╭─ Data for analysis

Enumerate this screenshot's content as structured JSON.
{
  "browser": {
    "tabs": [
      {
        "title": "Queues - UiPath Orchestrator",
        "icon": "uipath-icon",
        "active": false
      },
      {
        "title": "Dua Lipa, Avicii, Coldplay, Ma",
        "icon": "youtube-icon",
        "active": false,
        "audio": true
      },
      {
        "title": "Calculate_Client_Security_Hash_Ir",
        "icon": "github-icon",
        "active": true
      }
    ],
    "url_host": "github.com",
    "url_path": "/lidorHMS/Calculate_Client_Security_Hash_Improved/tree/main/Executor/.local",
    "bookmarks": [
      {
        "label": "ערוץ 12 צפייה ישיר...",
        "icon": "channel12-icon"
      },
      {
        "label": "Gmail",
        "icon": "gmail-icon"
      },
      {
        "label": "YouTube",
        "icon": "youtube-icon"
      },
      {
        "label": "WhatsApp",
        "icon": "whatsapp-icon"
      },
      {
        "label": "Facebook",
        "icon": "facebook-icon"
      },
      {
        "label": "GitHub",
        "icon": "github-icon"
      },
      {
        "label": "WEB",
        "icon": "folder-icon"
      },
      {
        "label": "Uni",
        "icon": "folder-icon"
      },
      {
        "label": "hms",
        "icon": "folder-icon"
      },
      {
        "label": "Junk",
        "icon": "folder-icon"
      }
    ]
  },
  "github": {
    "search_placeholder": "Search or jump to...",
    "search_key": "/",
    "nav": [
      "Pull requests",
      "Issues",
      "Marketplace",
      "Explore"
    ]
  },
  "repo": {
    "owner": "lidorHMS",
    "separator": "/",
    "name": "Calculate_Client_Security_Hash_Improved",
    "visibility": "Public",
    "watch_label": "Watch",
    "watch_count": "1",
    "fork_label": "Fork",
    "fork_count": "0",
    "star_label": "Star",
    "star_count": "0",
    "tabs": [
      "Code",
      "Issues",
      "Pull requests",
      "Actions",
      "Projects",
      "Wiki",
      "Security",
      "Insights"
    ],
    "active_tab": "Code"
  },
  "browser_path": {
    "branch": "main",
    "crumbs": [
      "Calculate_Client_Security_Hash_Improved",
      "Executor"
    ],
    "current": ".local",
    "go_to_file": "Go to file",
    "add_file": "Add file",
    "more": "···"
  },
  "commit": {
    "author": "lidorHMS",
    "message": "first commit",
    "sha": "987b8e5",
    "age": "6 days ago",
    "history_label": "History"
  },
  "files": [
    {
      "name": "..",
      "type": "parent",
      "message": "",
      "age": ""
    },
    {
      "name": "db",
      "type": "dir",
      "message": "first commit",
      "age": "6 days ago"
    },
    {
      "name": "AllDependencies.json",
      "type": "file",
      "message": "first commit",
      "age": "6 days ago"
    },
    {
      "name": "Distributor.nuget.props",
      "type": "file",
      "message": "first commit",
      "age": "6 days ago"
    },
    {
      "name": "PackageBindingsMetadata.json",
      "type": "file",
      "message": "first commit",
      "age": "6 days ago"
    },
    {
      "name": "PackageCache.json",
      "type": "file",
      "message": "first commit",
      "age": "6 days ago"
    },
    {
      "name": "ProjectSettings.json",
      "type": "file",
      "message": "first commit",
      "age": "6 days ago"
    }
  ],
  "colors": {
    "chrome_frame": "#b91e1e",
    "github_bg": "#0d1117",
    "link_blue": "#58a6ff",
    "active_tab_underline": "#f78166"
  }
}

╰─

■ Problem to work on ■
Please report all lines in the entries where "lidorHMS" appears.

■ The answer ■
    "url_path": "/lidorHMS/Calculate_Client_Security_Hash_Improved/tree/main/Executor/.local",
    "owner": "lidorHMS",
    "author": "lidorHMS",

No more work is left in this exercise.